A natural inclination toward outdoor sports led Indiana native Mike Augspurger to come up with several inventions that would help the disabled to enjoy the sport of competitive cycling.
Augspurger, born in Fort Wayne, Indiana in 1956, is an expert cyclist, a skilled machinist, and a designer and builder of bicycles. Founder of One-Off Titanium, Inc., Augspurger is a specialist in custom titanium frame bicycles, including the first all-terrain handcycle designed for wheelchair athletes.
Augspurger was introduced to the world of vehicular sports at an early age by his parents, who were avid go-cart racers. Later he became interested in motorcycles and bicycles. He had a Schwinn as a young boy, which he was happy with, but he wished it was lighter, for the bike weighed more than he did. Motor power would be even better, he thought.

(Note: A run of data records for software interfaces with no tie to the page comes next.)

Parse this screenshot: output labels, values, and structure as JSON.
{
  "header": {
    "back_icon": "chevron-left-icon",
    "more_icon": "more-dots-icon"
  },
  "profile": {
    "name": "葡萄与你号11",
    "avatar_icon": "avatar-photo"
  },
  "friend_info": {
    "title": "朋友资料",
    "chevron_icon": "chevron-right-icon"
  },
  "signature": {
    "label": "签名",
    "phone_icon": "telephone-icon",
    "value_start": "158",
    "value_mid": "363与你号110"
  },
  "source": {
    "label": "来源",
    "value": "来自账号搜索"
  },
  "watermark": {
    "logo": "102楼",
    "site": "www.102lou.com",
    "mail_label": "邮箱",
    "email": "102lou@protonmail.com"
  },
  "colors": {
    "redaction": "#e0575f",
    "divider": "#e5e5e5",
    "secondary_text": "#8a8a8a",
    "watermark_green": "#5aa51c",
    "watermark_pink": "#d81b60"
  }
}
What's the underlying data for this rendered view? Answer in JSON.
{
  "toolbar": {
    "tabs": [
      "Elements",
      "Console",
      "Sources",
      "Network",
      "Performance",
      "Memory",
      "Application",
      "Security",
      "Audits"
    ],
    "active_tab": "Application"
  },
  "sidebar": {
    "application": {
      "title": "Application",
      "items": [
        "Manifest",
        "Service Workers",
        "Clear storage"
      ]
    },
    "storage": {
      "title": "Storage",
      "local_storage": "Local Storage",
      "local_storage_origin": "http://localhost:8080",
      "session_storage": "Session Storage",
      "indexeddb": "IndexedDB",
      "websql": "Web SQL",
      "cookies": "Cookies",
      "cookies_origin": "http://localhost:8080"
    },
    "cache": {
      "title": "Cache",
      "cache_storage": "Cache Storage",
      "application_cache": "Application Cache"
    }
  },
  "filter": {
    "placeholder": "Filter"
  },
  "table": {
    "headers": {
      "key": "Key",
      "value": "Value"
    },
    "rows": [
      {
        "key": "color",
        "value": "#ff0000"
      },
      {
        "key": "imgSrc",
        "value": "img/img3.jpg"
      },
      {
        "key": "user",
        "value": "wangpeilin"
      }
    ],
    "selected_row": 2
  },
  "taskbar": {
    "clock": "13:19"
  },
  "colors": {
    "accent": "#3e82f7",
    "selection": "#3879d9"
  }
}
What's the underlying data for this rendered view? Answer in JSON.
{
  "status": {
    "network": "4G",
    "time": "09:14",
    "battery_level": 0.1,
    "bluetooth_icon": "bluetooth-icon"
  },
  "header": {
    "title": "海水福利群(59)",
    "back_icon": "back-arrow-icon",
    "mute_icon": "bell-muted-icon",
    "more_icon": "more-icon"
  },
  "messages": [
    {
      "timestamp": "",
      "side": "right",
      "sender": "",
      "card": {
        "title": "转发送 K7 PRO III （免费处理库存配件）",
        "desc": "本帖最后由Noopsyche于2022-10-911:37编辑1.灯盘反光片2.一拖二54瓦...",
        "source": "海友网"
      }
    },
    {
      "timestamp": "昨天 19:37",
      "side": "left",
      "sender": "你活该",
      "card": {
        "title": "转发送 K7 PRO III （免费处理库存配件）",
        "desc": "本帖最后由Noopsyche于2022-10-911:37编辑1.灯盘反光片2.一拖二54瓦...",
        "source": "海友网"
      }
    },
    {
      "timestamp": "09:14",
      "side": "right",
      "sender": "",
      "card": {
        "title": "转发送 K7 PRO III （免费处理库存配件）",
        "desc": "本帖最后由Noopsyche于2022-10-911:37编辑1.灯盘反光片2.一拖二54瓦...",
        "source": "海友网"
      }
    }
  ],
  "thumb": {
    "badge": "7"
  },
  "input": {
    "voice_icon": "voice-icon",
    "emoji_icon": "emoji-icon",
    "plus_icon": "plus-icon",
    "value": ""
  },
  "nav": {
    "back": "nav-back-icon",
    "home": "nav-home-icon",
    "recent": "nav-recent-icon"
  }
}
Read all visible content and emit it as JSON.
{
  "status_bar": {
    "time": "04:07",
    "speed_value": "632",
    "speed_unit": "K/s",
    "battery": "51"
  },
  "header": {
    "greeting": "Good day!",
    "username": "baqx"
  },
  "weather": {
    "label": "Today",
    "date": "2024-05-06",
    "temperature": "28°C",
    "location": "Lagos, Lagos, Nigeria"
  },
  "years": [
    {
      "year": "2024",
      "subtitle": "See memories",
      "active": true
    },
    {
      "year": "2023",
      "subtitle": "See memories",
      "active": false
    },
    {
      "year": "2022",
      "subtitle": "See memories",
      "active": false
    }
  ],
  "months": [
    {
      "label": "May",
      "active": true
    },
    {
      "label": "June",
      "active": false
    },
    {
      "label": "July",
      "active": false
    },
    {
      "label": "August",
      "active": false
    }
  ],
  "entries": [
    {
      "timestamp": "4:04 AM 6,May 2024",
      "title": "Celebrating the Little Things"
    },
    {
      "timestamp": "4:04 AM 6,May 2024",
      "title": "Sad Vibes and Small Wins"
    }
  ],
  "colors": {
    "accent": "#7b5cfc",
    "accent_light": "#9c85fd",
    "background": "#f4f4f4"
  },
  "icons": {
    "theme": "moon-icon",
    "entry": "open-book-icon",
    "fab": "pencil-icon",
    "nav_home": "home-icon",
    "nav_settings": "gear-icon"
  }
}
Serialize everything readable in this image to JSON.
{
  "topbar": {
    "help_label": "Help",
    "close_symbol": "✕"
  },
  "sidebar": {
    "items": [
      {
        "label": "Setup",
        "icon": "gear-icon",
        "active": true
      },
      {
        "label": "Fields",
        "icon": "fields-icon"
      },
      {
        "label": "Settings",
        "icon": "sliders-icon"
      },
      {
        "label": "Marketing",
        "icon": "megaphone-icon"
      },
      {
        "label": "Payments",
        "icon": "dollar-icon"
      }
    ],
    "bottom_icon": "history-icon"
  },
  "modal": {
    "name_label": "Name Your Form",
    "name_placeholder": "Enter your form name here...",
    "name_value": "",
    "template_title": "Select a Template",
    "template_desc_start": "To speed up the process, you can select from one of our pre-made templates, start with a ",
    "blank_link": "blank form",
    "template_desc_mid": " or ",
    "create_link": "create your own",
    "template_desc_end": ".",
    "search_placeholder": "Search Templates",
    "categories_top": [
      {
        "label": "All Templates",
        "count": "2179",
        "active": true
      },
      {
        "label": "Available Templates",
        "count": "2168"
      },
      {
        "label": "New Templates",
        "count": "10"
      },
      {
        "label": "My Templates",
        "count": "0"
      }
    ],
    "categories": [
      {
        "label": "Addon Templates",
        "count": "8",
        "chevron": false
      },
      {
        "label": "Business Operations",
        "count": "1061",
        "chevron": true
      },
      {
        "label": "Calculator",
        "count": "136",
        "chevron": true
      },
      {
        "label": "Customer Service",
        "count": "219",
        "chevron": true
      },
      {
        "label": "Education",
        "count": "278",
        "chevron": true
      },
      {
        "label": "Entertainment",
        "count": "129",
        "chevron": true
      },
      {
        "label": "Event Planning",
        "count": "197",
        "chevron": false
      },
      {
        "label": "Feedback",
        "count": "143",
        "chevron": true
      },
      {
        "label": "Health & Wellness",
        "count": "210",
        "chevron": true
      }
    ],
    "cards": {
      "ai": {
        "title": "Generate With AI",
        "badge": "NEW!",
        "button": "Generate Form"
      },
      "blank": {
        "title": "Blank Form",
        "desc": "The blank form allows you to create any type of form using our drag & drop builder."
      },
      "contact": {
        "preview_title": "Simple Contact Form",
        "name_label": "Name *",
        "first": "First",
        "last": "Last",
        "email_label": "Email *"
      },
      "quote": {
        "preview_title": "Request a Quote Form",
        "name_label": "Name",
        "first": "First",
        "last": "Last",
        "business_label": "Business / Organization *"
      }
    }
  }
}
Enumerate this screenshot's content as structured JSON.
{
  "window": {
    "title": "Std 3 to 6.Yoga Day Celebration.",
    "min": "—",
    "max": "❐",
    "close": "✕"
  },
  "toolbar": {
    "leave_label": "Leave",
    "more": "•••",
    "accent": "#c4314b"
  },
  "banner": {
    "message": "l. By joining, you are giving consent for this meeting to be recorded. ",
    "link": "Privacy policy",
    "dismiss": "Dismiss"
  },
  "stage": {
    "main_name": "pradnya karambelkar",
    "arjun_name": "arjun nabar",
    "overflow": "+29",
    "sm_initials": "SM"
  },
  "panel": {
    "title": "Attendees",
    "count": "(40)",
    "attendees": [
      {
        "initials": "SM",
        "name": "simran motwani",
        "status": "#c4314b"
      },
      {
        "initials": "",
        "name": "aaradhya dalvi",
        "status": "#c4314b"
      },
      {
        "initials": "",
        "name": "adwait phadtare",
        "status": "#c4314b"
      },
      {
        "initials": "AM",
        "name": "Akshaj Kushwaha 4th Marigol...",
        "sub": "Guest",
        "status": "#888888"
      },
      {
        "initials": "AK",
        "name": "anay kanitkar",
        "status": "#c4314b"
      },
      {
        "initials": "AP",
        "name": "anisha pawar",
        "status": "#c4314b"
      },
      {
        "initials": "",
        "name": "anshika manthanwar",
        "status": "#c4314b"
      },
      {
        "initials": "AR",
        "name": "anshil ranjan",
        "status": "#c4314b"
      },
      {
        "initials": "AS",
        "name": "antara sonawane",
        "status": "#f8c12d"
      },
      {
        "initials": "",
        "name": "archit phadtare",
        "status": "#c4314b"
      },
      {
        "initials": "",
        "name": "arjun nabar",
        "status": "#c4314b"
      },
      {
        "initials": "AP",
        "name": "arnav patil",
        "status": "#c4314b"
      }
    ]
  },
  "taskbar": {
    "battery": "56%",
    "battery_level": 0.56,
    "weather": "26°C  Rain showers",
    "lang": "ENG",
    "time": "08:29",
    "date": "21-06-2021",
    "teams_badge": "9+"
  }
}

Eventually he bought a motorcycle and began competing in “trials,” which required maneuvering over very rough, rocky terrain.
After high school Augspurger studied motorcycle mechanics for a year at the Indiana Institute of Technology and took courses at the University of Evansville. Later he got a job in a machine shop as a buffer, polishing metal, but he also learned about machining. He set off for higher education at Hampshire College in Massachusetts and graduated with a BA in 1981. He took a job soon after as a pattern maker in another machine shop in Boston. While working there, he bought his first mountain bike, which he set about improving on with his new knowledge of machining, engineering and industrial materials. Soon he began building his own bike frame. He took a job working for a bike factory in Boston so he could learn more about bicycle construction. He became an exceptional mountain biker and cyclist, and in 1985, he won third place in national bicycle trials in Reno, Nevada.
That year Augspurger married Leni Fried, an artist he had met in Boston, whose creative work would eventually include custom painting her husband’s bicycle frames. In 1987, Augspurger, with his wife and two partners, founded Merlin Metalworks, Inc. in Somerville, Mass. to manufacture bicycle frames and racing wheelchairs. It was one of the first companies of its kind, using titanium, a very strong, lightweight, corrosion-resistant metal that is more flexible and resilient than steel. Merlin Metalworks designed and made titanium mountain bikes and other bicycles that quickly gained attention in the cycling world, and annual production shot up into the thousands in just a couple of years. The Merlin staff got to know Bob Hall, the first person to enter the Boston Marathon in a wheelchair, and began making titanium-racing chairs for him, too. In 1988, Bicycle Guide Magazine named a Merlin Metalworks model as "one of the ten most innovative bikes of the year."
A year later Augspurger left Merlin to found One-Off Titanium in Florence, Mass. where he creates experimental and custom-designed products, mostly related to bicycles. Among his designs are a fully suspended mountain bike frame in steel and titanium. He also worked on the development of a better handcycle for wheelchair athletes for several years, looking for ways to experiment with the position of the rider, for example, to make him or her faster, as well as safer, on a racing course. The models he had seen all had the rider in a sitting position with legs stretched out in front. But paraplegic riders can't use their legs to shift their body weight to ease the impact of bumps in the road while they pedal the bike with their hands and arms. The biggest problem was figuring out a way for the cyclist to crank with the arms and steer at the same time.
Finally, Augspurger came up with the innovative design that many of the world-class wheelchair racers in the world use today. In this design, the cycle allows the rider's legs to be folded back and strapped into supports. The rider’s upper body can then lean forward, with arms extended down to reach the hand cranks and the chest resting on a pad. There are handlebars in front that can be used for steering when the cycle is going downhill; on uphill or flat terrain, arms must be used for cranking. Additionally, the sternum pad, which pivots and is connected by cables to the steering mechanism, can be turned left or right by moving the chest. Brakes and gearshifts are located on the handlebars. The near-prone position of the rider allows body weight to be used more effectively, and hand cranks, which are connected to the gears and chain, are mounted so that when the rider pushes down with one arm, the other can pull up, maximizing the rider's muscle power. Also, handlebar and sternum steering solves the dilemma of cranking versus steering. The cycle’s main frame is made of painted steel and most other parts are titanium.
The main company is now named One-Off Handcycles, with a decoration subset that is still called One-Off Titanium, and is located in a 150-year-old barn in Cummington, Massachusetts, where Augspurger creates bicycles, handcycles, and other titanium-based products. One-Off Titanium is currently run by artist Leni Fried, who decorates the bikes in the upper level of the store.